Case Introduces Measure to Authorize States to Impose Public Health Emergency Guidelines and Restrictions on Incoming Passenger Air Travel
His proposal follows the Federal Aviation Administration’s response that it does not have the authority to allow Hawai‘i to impose a pre-board test requirement on passengers destined for Hawai’i to protect visitors and residents from COVID-19. He also writes the U.S. Department of Health and Human Services to request state pre-board test authority to confront this public health emergency.
Washington, June 8, 2020
Tags: Economy , Health Care
(Honolulu, HI) – Congressman Ed Case (HI-01) today introduced in the U.S. House of Representatives his proposed “Air Travel Public Health Emergency Act” to ensure the health and safety of air passengers and the public by authorizing states to implement reasonable guidelines and restrictions on air travel during public health emergencies, including pre-board tests and related denial of boarding.
“Passenger air travel is, or can be, a major vector in the spread of highly communicable diseases such as COVID-19,” said Case.
“Air passengers who have been infected by a communicable disease, especially during a declared public health emergency, present a serious public health risk not just to their fellow passengers but to all who come into contact with them at their destinations and upon their return to their home.
“Further, such passengers present a serious negative economic consequence to the airlines on which they fly and to the destinations at which they arrive, especially destinations reliant on the travel and tourism industry, as they destroy public confidence in the health and safety of air travel and of such destinations.”
Case said he introduced the measure after the Federal Aviation Administration (FAA), in response to his request for confirmation, stated that “the agency has no authority to either grant permission or prohibit a local or State unit of government to pursue such a policy” to mandate pre-board testing of airline passengers bound for Hawai‘i.
“The FAA’s narrow interpretation of its current authority does not allow for actions focused on the broader public health consequences of passenger air travel especially in a pandemic,” said Case.
“Unless there are other sources of authority, the law must be changed to confirm that the FAA, which has almost exclusive jurisdiction of our national airspace, not only can but must take the broader public health into account and require that reasonable guidelines and restrictions by states to protect the public be allowed.”

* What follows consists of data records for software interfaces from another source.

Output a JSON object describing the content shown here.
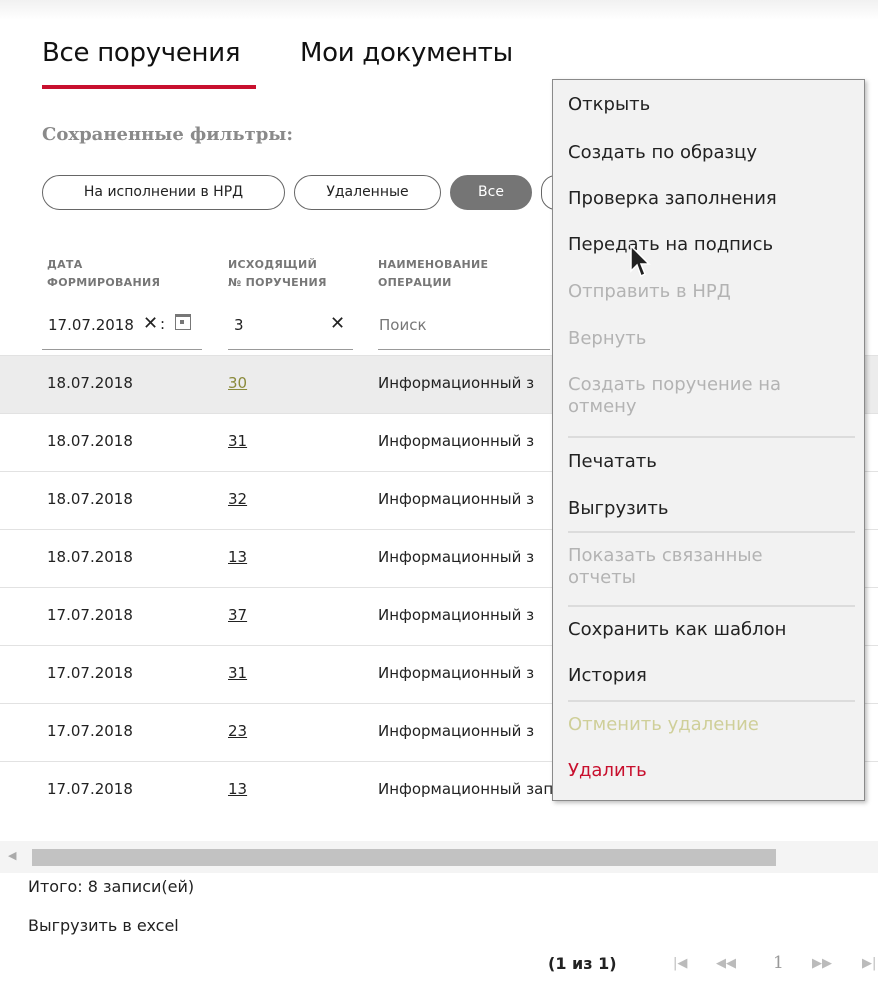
{
  "tabs": {
    "all_label": "Все поручения",
    "docs_label": "Мои документы"
  },
  "filters": {
    "label": "Сохраненные фильтры:",
    "chips": [
      "На исполнении в НРД",
      "Удаленные",
      "Все"
    ]
  },
  "table": {
    "headers": {
      "date": [
        "ДАТА",
        "ФОРМИРОВАНИЯ"
      ],
      "number": [
        "ИСХОДЯЩИЙ",
        "№ ПОРУЧЕНИЯ"
      ],
      "operation": [
        "НАИМЕНОВАНИЕ",
        "ОПЕРАЦИИ"
      ]
    },
    "filter_values": {
      "date": "17.07.2018",
      "date_sep": ":",
      "number": "3",
      "operation_placeholder": "Поиск",
      "clear_glyph": "✕"
    },
    "rows": [
      {
        "date": "18.07.2018",
        "number": "30",
        "operation": "Информационный з"
      },
      {
        "date": "18.07.2018",
        "number": "31",
        "operation": "Информационный з"
      },
      {
        "date": "18.07.2018",
        "number": "32",
        "operation": "Информационный з"
      },
      {
        "date": "18.07.2018",
        "number": "13",
        "operation": "Информационный з"
      },
      {
        "date": "17.07.2018",
        "number": "37",
        "operation": "Информационный з"
      },
      {
        "date": "17.07.2018",
        "number": "31",
        "operation": "Информационный з"
      },
      {
        "date": "17.07.2018",
        "number": "23",
        "operation": "Информационный з"
      },
      {
        "date": "17.07.2018",
        "number": "13",
        "operation": "Информационный запрос по состоянию анкеты"
      }
    ],
    "highlighted_row": 0
  },
  "footer": {
    "total": "Итого: 8 записи(ей)",
    "export": "Выгрузить в excel"
  },
  "pager": {
    "info": "(1 из 1)",
    "current": "1",
    "first": "|◀",
    "prev": "◀◀",
    "next": "▶▶",
    "last": "▶|"
  },
  "context_menu": {
    "items": [
      {
        "label": "Открыть",
        "state": "enabled"
      },
      {
        "label": "Создать по образцу",
        "state": "enabled"
      },
      {
        "label": "Проверка заполнения",
        "state": "enabled"
      },
      {
        "label": "Передать на подпись",
        "state": "enabled"
      },
      {
        "label": "Отправить в НРД",
        "state": "disabled"
      },
      {
        "label": "Вернуть",
        "state": "disabled"
      },
      {
        "label": "Создать поручение на",
        "label2": "отмену",
        "state": "disabled"
      },
      {
        "label": "Печатать",
        "state": "enabled"
      },
      {
        "label": "Выгрузить",
        "state": "enabled"
      },
      {
        "label": "Показать связанные",
        "label2": "отчеты",
        "state": "disabled"
      },
      {
        "label": "Сохранить как шаблон",
        "state": "enabled"
      },
      {
        "label": "История",
        "state": "enabled"
      },
      {
        "label": "Отменить удаление",
        "state": "disabled"
      },
      {
        "label": "Удалить",
        "state": "danger"
      }
    ]
  },
  "colors": {
    "accent": "#c8102e",
    "chip_active": "#757575",
    "highlight_row": "#ececec",
    "menu_bg": "#f2f2f2"
  }
}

Case’s bill would also require airlines to pay for any restrictions such as a pre-board test requirement and implementation. It would further assure that federal airport funding, which is a major contributor to operation of the country’s airports, would not be jeopardized by any state’s reasonable guidelines or restrictions.
In its response to Case, the FAA continued: “The most productive conversation may be between your office and the U.S. Department of Health and Human Services, which is provided many authorities under the Public Health Services Act to combat the spread of communicable diseases.”

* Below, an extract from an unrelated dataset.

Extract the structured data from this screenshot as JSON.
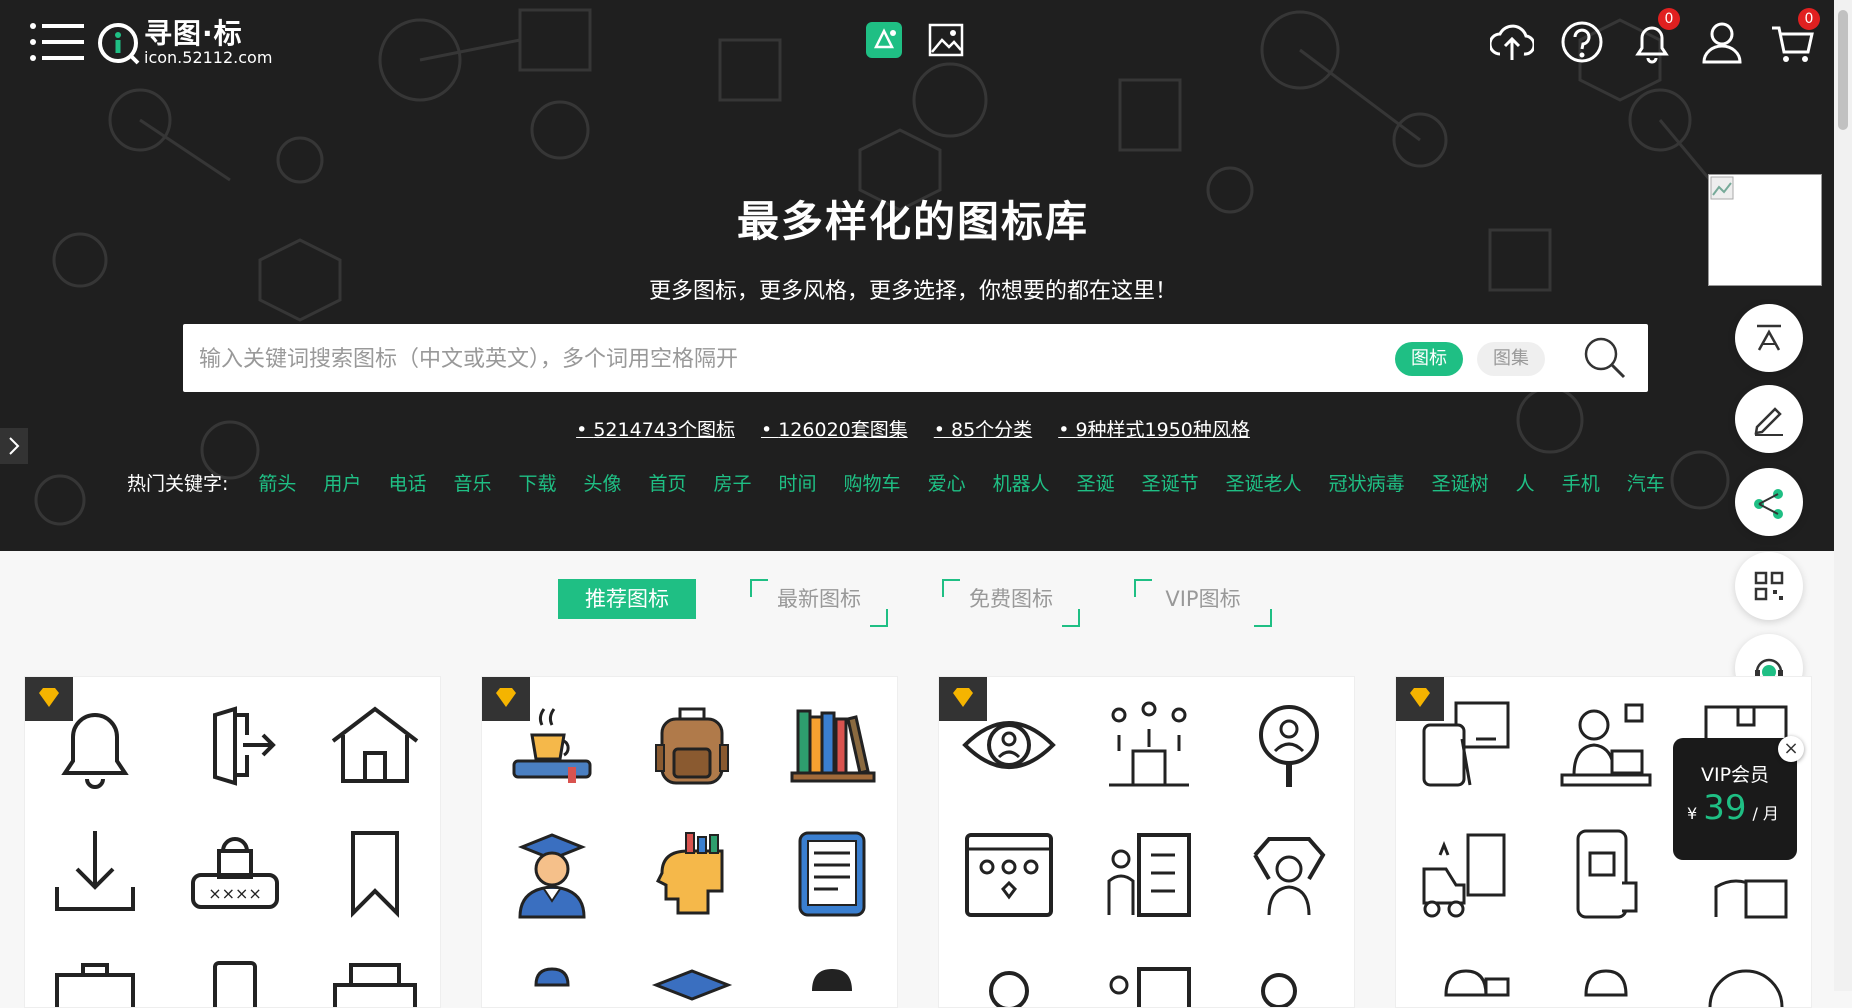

In addition to introduction of his proposed Air Travel Public Health Emergency Act, Case has followed up on the FAA’s response and written to Health and Human Services Secretary Alex Azar asking for confirmation of Hawai‘i’s authority to impose reasonable conditions on passenger air travel to Hawai’i including pre-board testing.
“I believe that as the country reopens, the question of the health and safety of commercial aviation will play a major role in whether we can fully return to pre-COVID-19 rates of travel globally,” said Case.
“Our government at all levels must take active steps to ensure the health and safety of communities, passengers and crew arising from proposed resumption of any major airline travel. If we do not do so, with maximum public health safety measures in effect, people just won’t travel on airlines at anywhere near prior levels.”
Attachments: Air Travel Public Health Emergency Protection ActCase letter to DHHS